*EXERCISE AIM*
Every line below that includes the word "JSON" needs to be copied.

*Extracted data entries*
***
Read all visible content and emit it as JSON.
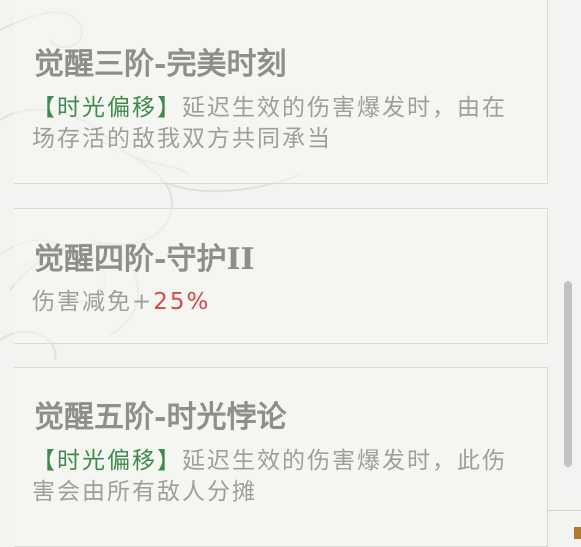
{
  "cards": [
    {
      "title": "觉醒三阶-完美时刻",
      "keyword": "【时光偏移】",
      "description": "延迟生效的伤害爆发时，由在场存活的敌我双方共同承当"
    },
    {
      "title": "觉醒四阶-守护II",
      "description_prefix": "伤害减免+",
      "value": "25%"
    },
    {
      "title": "觉醒五阶-时光悖论",
      "keyword": "【时光偏移】",
      "description": "延迟生效的伤害爆发时，此伤害会由所有敌人分摊"
    }
  ],
  "colors": {
    "title": "#8e8e8c",
    "text": "#9e9e9c",
    "keyword": "#3f8a4c",
    "value": "#d24a4a",
    "background": "#f3f3f1"
  }
}
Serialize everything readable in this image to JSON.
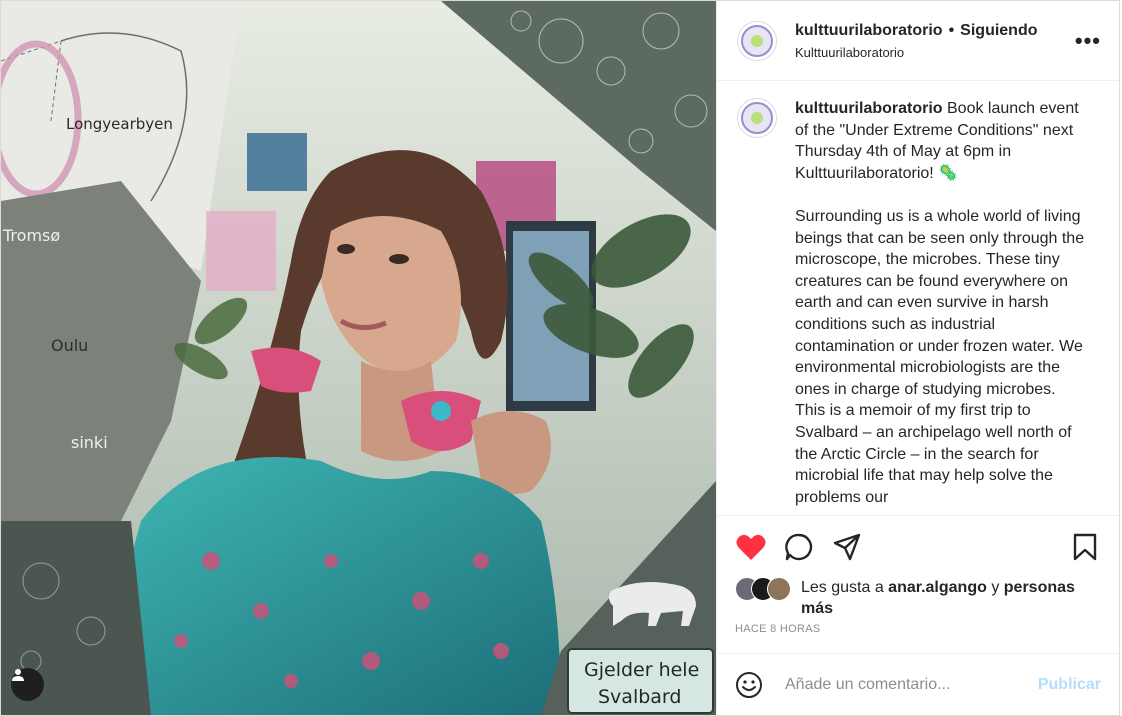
{
  "header": {
    "username": "kulttuurilaboratorio",
    "separator": "•",
    "follow_status": "Siguiendo",
    "subtitle": "Kulttuurilaboratorio",
    "more_icon": "more-icon"
  },
  "caption": {
    "username": "kulttuurilaboratorio",
    "text": " Book launch event of the \"Under Extreme Conditions\" next Thursday 4th of May at 6pm in Kulttuurilaboratorio! 🦠\n\nSurrounding us is a whole world of living beings that can be seen only through the microscope, the microbes. These tiny creatures can be found everywhere on earth and can even survive in harsh conditions such as industrial contamination or under frozen water. We environmental microbiologists are the ones in charge of studying microbes. This is a memoir of my first trip to Svalbard – an archipelago well north of the Arctic Circle – in the search for microbial life that may help solve the problems our"
  },
  "image": {
    "map_labels": [
      "Longyearbyen",
      "Tromsø",
      "Oulu",
      "sinki"
    ],
    "sign_line1": "Gjelder hele",
    "sign_line2": "Svalbard"
  },
  "actions": {
    "icons": [
      "heart-icon",
      "comment-icon",
      "share-icon",
      "bookmark-icon"
    ],
    "liked": true,
    "like_color": "#ff3040"
  },
  "likes": {
    "prefix": "Les gusta a ",
    "user": "anar.algango",
    "connector": " y ",
    "rest": "personas más"
  },
  "timestamp": "HACE 8 HORAS",
  "comment": {
    "placeholder": "Añade un comentario...",
    "publish_label": "Publicar"
  },
  "colors": {
    "border": "#dbdbdb",
    "muted": "#8e8e8e",
    "publish": "#b2dffc"
  }
}
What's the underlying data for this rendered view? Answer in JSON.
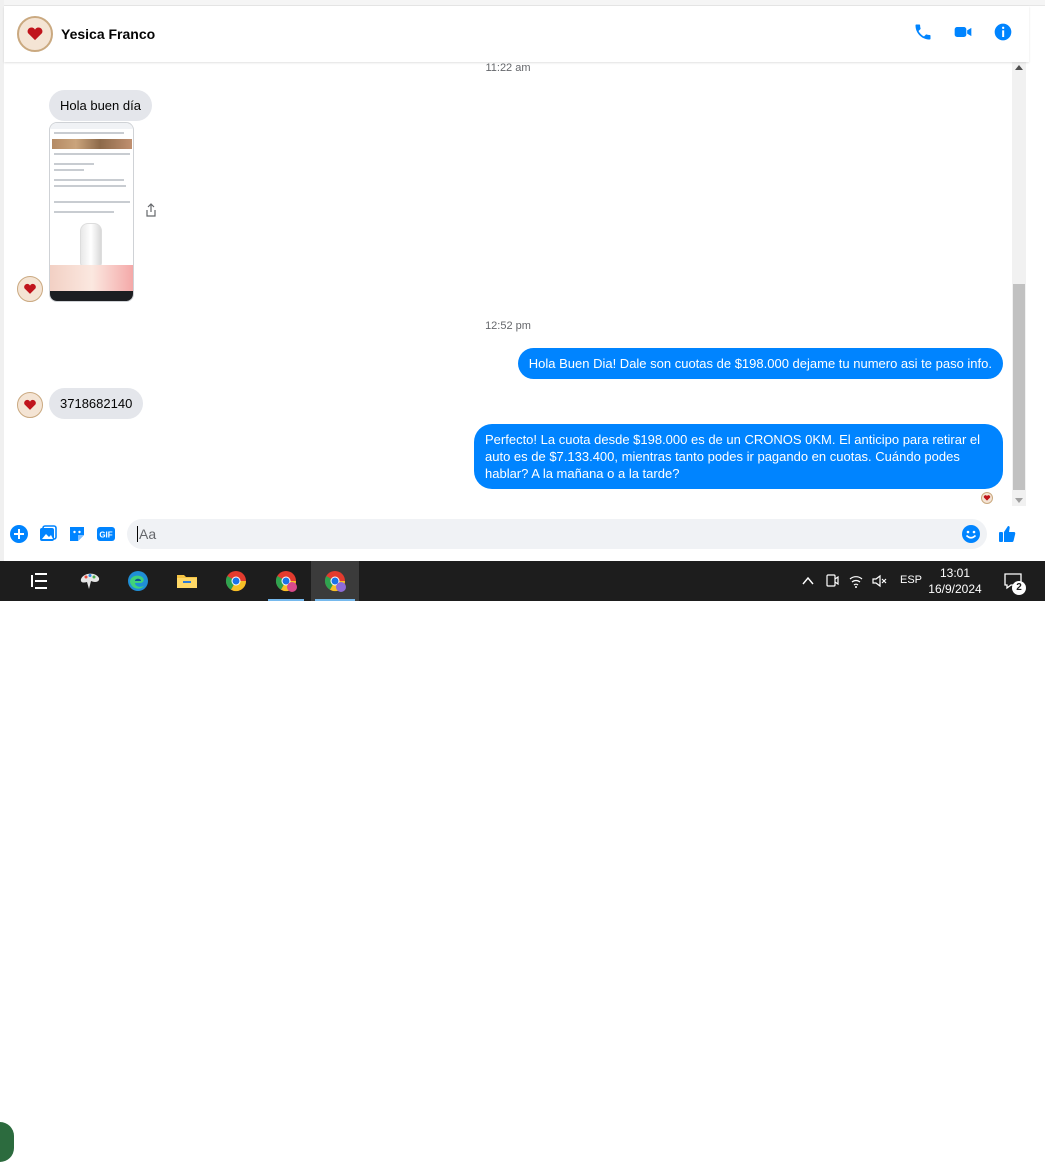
{
  "header": {
    "contact_name": "Yesica Franco",
    "icons": [
      "phone-icon",
      "video-call-icon",
      "info-icon"
    ]
  },
  "conversation": {
    "timestamp_1": "11:22 am",
    "msg_1": "Hola buen día",
    "timestamp_2": "12:52 pm",
    "msg_2": "Hola Buen Dia! Dale son cuotas de $198.000 dejame tu numero asi te paso info.",
    "msg_3": "3718682140",
    "msg_4": "Perfecto! La cuota desde $198.000 es de un CRONOS 0KM. El anticipo para retirar el auto es de $7.133.400, mientras tanto podes ir pagando en cuotas. Cuándo podes hablar? A la mañana o a la tarde?"
  },
  "composer": {
    "placeholder": "Aa",
    "icons": [
      "plus-icon",
      "photo-icon",
      "sticker-icon",
      "gif-icon",
      "emoji-icon",
      "like-icon"
    ],
    "gif_label": "GIF"
  },
  "taskbar": {
    "lang": "ESP",
    "time": "13:01",
    "date": "16/9/2024",
    "notification_count": "2"
  },
  "colors": {
    "accent": "#0084ff",
    "incoming_bubble": "#e4e6eb",
    "taskbar": "#1d1d1d"
  }
}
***
*ANSWER FOR THE TASK*
Read all visible content and emit it as JSON.
Serialize everything readable in this image to JSON.
What's the underlying data for this rendered view? Answer in JSON.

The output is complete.